One of our favorite items to collect here at AntiquitiesWeb is glass. Every artist adds their own unique twist to decorative glass art and it’s always a thrill when we find a new piece from a favorite artist like Lalique or Gallé or Daum. The history behind decorative glass is truly fascinating beginning thousands of years ago in the late Roman Empire.
The term glass was born from the late-Latin term glesum—a Germanic word for a transparent, lustrous substance. The word was first used at the Roman glassmaking center at Trier, now part of modern Germany. Before that, naturally occurring glass, such as obsidian, had been used by Stone Age civilizations as tools and for trade. Archeological evidence shows that the first true manmade glass was produced in Mesopotamia or Ancient Egypt. The earliest known glass object were beads, which would have been a luxury item.
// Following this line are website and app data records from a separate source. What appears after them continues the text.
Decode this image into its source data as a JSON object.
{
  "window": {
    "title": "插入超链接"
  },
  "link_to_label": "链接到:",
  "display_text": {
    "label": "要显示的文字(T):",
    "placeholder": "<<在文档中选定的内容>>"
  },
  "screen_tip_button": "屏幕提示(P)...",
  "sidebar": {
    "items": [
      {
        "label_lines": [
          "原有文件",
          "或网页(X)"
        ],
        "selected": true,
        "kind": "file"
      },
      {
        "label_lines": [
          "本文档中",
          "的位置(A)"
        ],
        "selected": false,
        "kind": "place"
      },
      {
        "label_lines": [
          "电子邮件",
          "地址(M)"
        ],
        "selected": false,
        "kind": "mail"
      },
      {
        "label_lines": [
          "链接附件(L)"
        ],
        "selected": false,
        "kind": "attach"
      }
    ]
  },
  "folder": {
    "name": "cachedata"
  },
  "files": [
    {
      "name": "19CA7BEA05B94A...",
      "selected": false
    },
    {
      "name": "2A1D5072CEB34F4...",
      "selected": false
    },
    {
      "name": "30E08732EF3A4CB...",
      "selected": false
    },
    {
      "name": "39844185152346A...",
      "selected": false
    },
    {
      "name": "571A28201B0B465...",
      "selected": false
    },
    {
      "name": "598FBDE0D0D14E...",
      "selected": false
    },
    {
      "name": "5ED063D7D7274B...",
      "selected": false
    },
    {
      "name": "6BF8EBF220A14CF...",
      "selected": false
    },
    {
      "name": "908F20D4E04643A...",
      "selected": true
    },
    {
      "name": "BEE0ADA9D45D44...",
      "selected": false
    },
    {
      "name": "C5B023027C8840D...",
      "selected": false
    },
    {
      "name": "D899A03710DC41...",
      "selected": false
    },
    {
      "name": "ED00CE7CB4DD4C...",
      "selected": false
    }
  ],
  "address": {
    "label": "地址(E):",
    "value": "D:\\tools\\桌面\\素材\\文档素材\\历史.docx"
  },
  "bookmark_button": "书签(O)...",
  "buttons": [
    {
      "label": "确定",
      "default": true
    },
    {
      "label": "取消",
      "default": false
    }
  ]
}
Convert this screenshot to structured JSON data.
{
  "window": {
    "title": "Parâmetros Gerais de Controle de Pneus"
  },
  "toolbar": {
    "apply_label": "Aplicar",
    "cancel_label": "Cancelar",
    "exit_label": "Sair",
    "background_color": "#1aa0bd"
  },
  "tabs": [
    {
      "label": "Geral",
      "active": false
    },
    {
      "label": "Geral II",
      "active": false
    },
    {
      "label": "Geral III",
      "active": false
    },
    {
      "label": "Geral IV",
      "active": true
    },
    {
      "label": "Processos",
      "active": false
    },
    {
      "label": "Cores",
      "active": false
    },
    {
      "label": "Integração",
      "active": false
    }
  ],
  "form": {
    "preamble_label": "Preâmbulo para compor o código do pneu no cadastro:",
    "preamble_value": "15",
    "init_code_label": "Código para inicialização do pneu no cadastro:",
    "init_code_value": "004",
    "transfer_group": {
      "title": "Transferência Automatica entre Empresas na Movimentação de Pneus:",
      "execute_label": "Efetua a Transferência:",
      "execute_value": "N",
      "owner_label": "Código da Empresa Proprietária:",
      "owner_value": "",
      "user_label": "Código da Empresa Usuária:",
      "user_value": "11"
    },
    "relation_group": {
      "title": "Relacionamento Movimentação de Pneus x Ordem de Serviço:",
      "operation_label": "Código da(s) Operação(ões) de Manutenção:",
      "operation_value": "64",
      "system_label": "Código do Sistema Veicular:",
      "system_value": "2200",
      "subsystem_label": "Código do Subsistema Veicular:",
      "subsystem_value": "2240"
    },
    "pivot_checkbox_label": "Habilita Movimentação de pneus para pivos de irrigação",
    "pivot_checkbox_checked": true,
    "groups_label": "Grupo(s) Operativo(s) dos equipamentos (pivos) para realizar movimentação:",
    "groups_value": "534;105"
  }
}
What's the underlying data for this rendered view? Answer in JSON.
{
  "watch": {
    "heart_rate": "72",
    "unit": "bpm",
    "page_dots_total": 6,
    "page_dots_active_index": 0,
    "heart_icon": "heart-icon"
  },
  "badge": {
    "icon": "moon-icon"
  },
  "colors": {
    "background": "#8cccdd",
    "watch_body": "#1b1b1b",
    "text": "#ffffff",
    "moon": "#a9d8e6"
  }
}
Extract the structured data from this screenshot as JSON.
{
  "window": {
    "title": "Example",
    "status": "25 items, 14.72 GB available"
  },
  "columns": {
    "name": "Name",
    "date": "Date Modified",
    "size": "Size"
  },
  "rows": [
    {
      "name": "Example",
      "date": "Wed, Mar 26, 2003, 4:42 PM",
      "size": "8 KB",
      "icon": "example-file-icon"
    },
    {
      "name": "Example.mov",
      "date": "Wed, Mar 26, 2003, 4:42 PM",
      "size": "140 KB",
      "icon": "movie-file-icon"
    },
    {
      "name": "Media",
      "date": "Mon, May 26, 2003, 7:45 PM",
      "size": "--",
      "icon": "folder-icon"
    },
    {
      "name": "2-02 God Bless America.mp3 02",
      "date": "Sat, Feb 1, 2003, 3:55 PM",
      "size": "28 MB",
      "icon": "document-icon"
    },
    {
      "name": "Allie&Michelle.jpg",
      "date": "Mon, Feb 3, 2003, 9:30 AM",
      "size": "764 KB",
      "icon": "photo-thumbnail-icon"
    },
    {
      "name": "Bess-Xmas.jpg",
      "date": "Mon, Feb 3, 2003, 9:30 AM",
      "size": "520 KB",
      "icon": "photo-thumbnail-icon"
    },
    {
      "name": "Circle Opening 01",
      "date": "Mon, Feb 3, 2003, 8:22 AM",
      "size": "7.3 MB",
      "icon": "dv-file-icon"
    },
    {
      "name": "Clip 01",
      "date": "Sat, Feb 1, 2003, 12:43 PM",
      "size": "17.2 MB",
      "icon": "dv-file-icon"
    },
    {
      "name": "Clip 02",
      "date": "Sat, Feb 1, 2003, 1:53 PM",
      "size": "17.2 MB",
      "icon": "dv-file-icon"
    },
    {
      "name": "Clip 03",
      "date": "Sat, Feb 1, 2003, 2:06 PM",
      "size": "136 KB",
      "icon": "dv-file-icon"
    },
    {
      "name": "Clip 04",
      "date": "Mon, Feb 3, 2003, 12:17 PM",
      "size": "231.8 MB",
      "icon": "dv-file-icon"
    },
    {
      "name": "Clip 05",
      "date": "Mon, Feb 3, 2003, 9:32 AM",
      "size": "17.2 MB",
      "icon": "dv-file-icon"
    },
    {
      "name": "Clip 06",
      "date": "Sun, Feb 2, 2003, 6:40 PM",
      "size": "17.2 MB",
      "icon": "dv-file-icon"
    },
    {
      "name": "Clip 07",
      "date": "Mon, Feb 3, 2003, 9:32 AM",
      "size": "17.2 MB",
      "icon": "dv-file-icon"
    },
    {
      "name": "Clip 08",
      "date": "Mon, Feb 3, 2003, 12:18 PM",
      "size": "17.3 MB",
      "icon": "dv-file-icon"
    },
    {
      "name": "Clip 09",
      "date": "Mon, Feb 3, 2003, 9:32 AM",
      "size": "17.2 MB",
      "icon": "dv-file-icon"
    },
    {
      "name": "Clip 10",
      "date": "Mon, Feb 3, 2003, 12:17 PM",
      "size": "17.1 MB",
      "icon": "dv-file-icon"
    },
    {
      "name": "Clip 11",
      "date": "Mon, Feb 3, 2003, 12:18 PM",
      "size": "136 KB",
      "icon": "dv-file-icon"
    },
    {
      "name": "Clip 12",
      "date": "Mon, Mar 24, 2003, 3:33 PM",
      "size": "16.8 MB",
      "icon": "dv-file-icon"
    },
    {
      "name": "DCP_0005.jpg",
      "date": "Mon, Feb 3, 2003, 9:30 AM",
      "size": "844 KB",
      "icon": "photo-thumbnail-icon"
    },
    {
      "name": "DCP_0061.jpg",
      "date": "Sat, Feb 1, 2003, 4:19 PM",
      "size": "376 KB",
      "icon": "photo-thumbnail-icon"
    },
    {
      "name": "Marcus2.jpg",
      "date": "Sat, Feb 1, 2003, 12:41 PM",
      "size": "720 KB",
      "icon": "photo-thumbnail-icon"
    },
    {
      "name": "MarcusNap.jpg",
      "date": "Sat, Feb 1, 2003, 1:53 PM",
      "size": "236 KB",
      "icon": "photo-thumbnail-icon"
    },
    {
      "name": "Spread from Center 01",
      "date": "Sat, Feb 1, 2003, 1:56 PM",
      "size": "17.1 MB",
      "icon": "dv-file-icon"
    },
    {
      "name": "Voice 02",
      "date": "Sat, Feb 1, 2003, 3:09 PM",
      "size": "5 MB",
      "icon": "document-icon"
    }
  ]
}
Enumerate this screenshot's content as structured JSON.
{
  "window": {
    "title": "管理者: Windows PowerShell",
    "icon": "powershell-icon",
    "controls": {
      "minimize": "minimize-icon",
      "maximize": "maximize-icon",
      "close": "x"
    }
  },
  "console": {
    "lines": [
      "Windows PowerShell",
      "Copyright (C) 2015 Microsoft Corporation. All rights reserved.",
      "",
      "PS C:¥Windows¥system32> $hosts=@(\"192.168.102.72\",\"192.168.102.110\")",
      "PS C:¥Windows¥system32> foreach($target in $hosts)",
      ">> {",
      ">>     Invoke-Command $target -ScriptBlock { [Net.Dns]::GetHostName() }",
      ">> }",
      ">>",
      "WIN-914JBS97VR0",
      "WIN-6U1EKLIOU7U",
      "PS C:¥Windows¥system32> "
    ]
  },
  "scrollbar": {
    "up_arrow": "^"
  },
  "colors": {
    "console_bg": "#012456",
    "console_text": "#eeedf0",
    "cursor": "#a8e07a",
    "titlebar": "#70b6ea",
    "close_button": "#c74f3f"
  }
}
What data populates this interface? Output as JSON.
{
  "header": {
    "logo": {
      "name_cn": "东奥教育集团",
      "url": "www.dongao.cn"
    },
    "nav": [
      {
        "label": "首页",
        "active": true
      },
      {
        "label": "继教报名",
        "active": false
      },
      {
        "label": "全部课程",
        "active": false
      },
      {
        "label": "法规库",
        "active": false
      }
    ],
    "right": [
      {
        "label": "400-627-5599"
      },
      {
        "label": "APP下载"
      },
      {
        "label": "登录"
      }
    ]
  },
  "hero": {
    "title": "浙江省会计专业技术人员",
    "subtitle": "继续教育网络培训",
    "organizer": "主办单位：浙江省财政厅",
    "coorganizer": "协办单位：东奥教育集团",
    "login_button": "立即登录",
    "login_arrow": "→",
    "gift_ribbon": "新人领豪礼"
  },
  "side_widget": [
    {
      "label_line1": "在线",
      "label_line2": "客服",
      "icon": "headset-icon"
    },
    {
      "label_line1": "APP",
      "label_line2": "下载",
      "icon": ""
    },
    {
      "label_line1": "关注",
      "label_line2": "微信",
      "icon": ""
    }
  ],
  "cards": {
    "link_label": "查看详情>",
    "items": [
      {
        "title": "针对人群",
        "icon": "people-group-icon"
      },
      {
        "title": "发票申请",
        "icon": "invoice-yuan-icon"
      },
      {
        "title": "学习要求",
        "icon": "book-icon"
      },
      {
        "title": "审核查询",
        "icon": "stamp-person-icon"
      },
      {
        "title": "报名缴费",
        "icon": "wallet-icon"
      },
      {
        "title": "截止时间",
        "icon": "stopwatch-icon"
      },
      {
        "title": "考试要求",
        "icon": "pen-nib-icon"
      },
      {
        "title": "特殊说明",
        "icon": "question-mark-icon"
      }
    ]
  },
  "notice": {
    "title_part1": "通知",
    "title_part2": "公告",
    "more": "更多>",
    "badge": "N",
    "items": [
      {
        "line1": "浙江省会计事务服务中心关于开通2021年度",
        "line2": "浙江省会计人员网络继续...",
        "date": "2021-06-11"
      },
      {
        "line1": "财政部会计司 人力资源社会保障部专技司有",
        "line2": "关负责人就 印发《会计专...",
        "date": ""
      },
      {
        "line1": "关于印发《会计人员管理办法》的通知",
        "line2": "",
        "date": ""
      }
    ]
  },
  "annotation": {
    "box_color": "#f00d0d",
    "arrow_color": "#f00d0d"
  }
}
During the Late Bronze Age glassmaking was halted due to a myriad of natural disasters. The use of glass did not start up again until the Middle Ages when glass was used in beads, windows, vessels and jewelry. From the 10th century on, stained glass became popular and eventually glass was produced in large, inexpensive sheets that were used in every substantial home.
In the 20th century glass had another renaissance. New types of glass such as laminated glass, glass bricks, and reinforced glass became available as building materials. There was also a revival in the ancient glass-making techniques, which had not been used since the Roman Empire. Artists like Louis Comfort Tiffany, the Waterfords, and Lalique began to use ancient methods to produce modern products. All of which are highly collectible today.
If you’re looking for a piece of see-through history then visit AntiquitiesWeb. We have a large selection of antique glass. Here is a small sample of our vast inventory:
A rare pair of Legras etched glass vases, circa 1925-1930. Clear olive green glass deeply etched with a regular geometrical pattern (2), both with etched mark ‘Legras’.
An overlaid & etched glass vase, circa 1910, cameo signature Daum Nancy with the Cross of Lorraine.
Overlaid and etched glass vase, France, circa 1905. Etched signature to side: Daum Nancy France. Provenance:Private collection.
A Rene Lalique molded and frosted glass scent bottle with stopper: Habanito. Marcilhac-3 p. 945, model introduced 1929 for Molinard. Blue patina, inscribed Molinard/Made in France/Lalique.
If you’re looking for a glass piece from designers like Gallé, Daum, or Lalique than contact AntiquitiesWeb. Our selection of top quality glass antiques are unique, original, and timelessly beautiful. No matter what kind of antique you’re looking for, AntiquitiesWeb has the piece for you. To see these pieces and more call us at 212-644-4236, contact us, or visit our New York gallery.